> **What you need to do**: Every record must be given again word for word; no picture belongs in the copy.

──────── Provided information ────────

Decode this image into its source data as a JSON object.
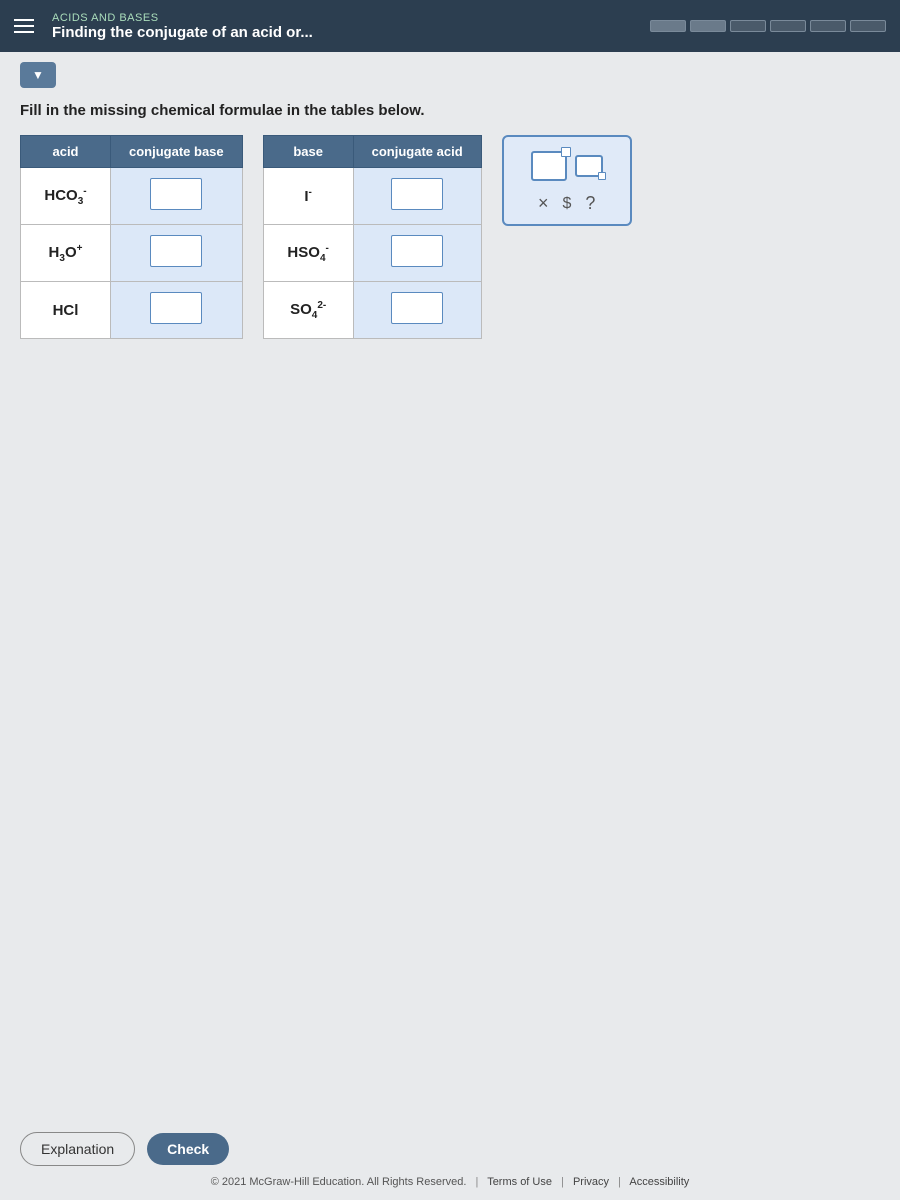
{
  "topbar": {
    "subtitle": "ACIDS AND BASES",
    "title": "Finding the conjugate of an acid or...",
    "hamburger_label": "menu"
  },
  "progress": {
    "segments": [
      {
        "filled": true
      },
      {
        "filled": true
      },
      {
        "filled": false
      },
      {
        "filled": false
      },
      {
        "filled": false
      },
      {
        "filled": false
      }
    ]
  },
  "instruction": "Fill in the missing chemical formulae in the tables below.",
  "table_left": {
    "headers": [
      "acid",
      "conjugate base"
    ],
    "rows": [
      {
        "acid": "HCO₃⁻",
        "acid_html": "HCO<sub>3</sub><sup>-</sup>"
      },
      {
        "acid": "H₃O⁺",
        "acid_html": "H<sub>3</sub>O<sup>+</sup>"
      },
      {
        "acid": "HCl",
        "acid_html": "HCl"
      }
    ]
  },
  "table_right": {
    "headers": [
      "base",
      "conjugate acid"
    ],
    "rows": [
      {
        "base": "I⁻",
        "base_html": "I<sup>-</sup>"
      },
      {
        "base": "HSO₄⁻",
        "base_html": "HSO<sub>4</sub><sup>-</sup>"
      },
      {
        "base": "SO₄²⁻",
        "base_html": "SO<sub>4</sub><sup>2-</sup>"
      }
    ]
  },
  "answer_panel": {
    "icon1_label": "superscript box",
    "icon2_label": "subscript box"
  },
  "actions": {
    "close_label": "×",
    "dollar_label": "$",
    "question_label": "?"
  },
  "buttons": {
    "explanation": "Explanation",
    "check": "Check"
  },
  "footer": {
    "copyright": "© 2021 McGraw-Hill Education. All Rights Reserved.",
    "terms": "Terms of Use",
    "privacy": "Privacy",
    "accessibility": "Accessibility"
  }
}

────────

> **Output below**:
Decode this image into its source data as a JSON object.
{
  "topbar": {
    "subtitle": "ACIDS AND BASES",
    "title": "Finding the conjugate of an acid or...",
    "hamburger_label": "menu"
  },
  "progress": {
    "segments": [
      {
        "filled": true
      },
      {
        "filled": true
      },
      {
        "filled": false
      },
      {
        "filled": false
      },
      {
        "filled": false
      },
      {
        "filled": false
      }
    ]
  },
  "instruction": "Fill in the missing chemical formulae in the tables below.",
  "table_left": {
    "headers": [
      "acid",
      "conjugate base"
    ],
    "rows": [
      {
        "acid": "HCO₃⁻",
        "acid_html": "HCO<sub>3</sub><sup>-</sup>"
      },
      {
        "acid": "H₃O⁺",
        "acid_html": "H<sub>3</sub>O<sup>+</sup>"
      },
      {
        "acid": "HCl",
        "acid_html": "HCl"
      }
    ]
  },
  "table_right": {
    "headers": [
      "base",
      "conjugate acid"
    ],
    "rows": [
      {
        "base": "I⁻",
        "base_html": "I<sup>-</sup>"
      },
      {
        "base": "HSO₄⁻",
        "base_html": "HSO<sub>4</sub><sup>-</sup>"
      },
      {
        "base": "SO₄²⁻",
        "base_html": "SO<sub>4</sub><sup>2-</sup>"
      }
    ]
  },
  "answer_panel": {
    "icon1_label": "superscript box",
    "icon2_label": "subscript box"
  },
  "actions": {
    "close_label": "×",
    "dollar_label": "$",
    "question_label": "?"
  },
  "buttons": {
    "explanation": "Explanation",
    "check": "Check"
  },
  "footer": {
    "copyright": "© 2021 McGraw-Hill Education. All Rights Reserved.",
    "terms": "Terms of Use",
    "privacy": "Privacy",
    "accessibility": "Accessibility"
  }
}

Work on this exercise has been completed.